- REQUIRED ACTION -
Write out the records again exactly and exclude the pictures.

BEGIN

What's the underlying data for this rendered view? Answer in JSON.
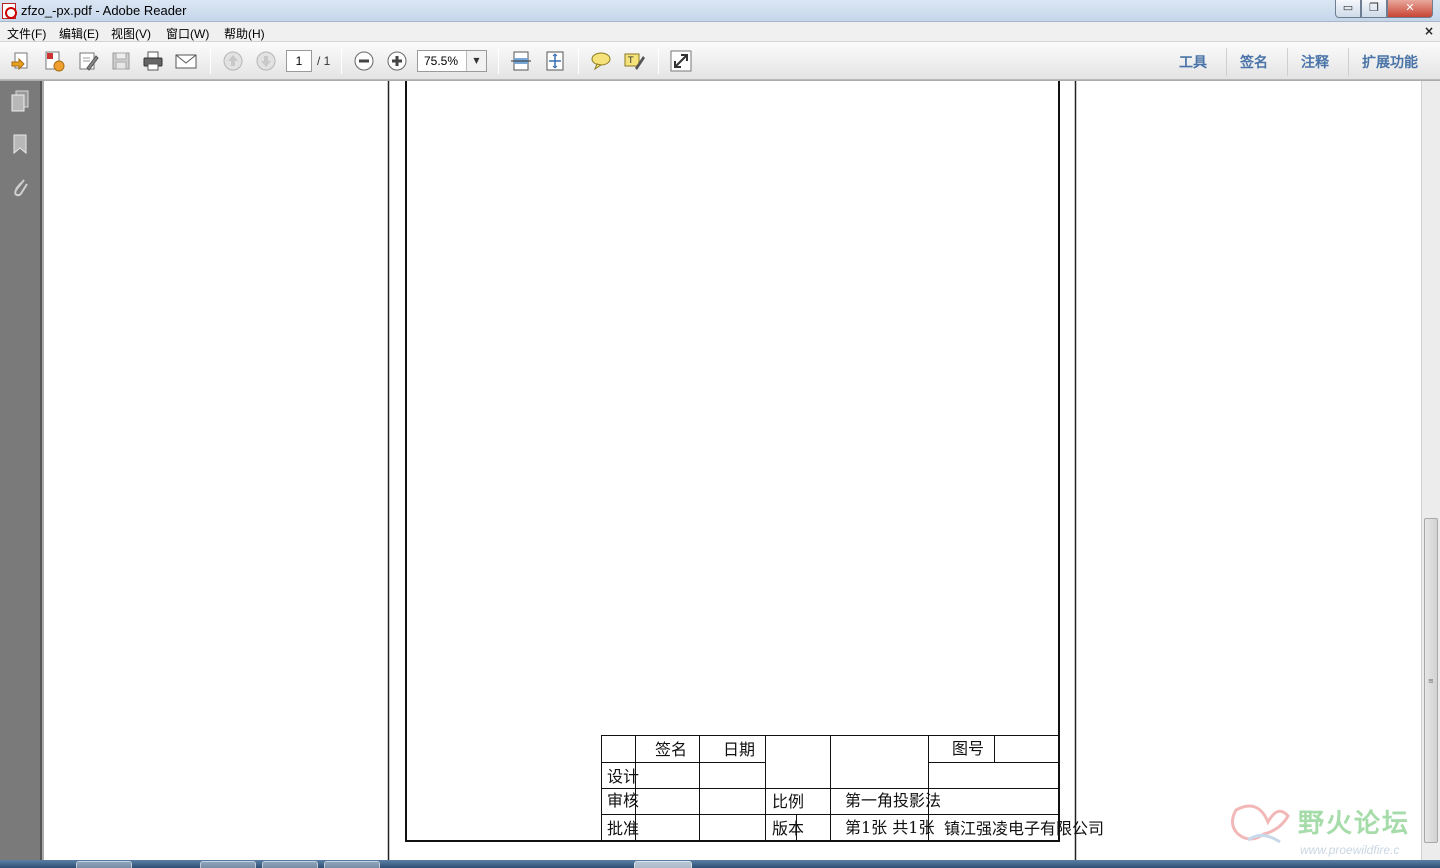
{
  "window": {
    "title": "zfzo_-px.pdf - Adobe Reader",
    "min_glyph": "▭",
    "max_glyph": "❐",
    "close_glyph": "✕"
  },
  "menu": {
    "items": [
      "文件(F)",
      "编辑(E)",
      "视图(V)",
      "窗口(W)",
      "帮助(H)"
    ],
    "close_glyph": "×"
  },
  "toolbar": {
    "page_number": "1",
    "page_total": "/ 1",
    "zoom": "75.5%",
    "zoom_arrow": "▼",
    "tabs": [
      "工具",
      "签名",
      "注释",
      "扩展功能"
    ]
  },
  "title_block": {
    "sign_header": "签名",
    "date_header": "日期",
    "drawing_no_label": "图号",
    "design": "设计",
    "review": "审核",
    "approve": "批准",
    "scale_label": "比例",
    "version_label": "版本",
    "projection": "第一角投影法",
    "sheet_info": "第1张  共1张",
    "company": "镇江强凌电子有限公司"
  },
  "watermark": {
    "text": "野火论坛",
    "url": "www.proewildfire.c"
  }
}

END

- WRITTEN SOLUTION -
What's the underlying data for this rendered view? Answer in JSON.
{
  "window": {
    "title": "zfzo_-px.pdf - Adobe Reader",
    "min_glyph": "▭",
    "max_glyph": "❐",
    "close_glyph": "✕"
  },
  "menu": {
    "items": [
      "文件(F)",
      "编辑(E)",
      "视图(V)",
      "窗口(W)",
      "帮助(H)"
    ],
    "close_glyph": "×"
  },
  "toolbar": {
    "page_number": "1",
    "page_total": "/ 1",
    "zoom": "75.5%",
    "zoom_arrow": "▼",
    "tabs": [
      "工具",
      "签名",
      "注释",
      "扩展功能"
    ]
  },
  "title_block": {
    "sign_header": "签名",
    "date_header": "日期",
    "drawing_no_label": "图号",
    "design": "设计",
    "review": "审核",
    "approve": "批准",
    "scale_label": "比例",
    "version_label": "版本",
    "projection": "第一角投影法",
    "sheet_info": "第1张  共1张",
    "company": "镇江强凌电子有限公司"
  },
  "watermark": {
    "text": "野火论坛",
    "url": "www.proewildfire.c"
  }
}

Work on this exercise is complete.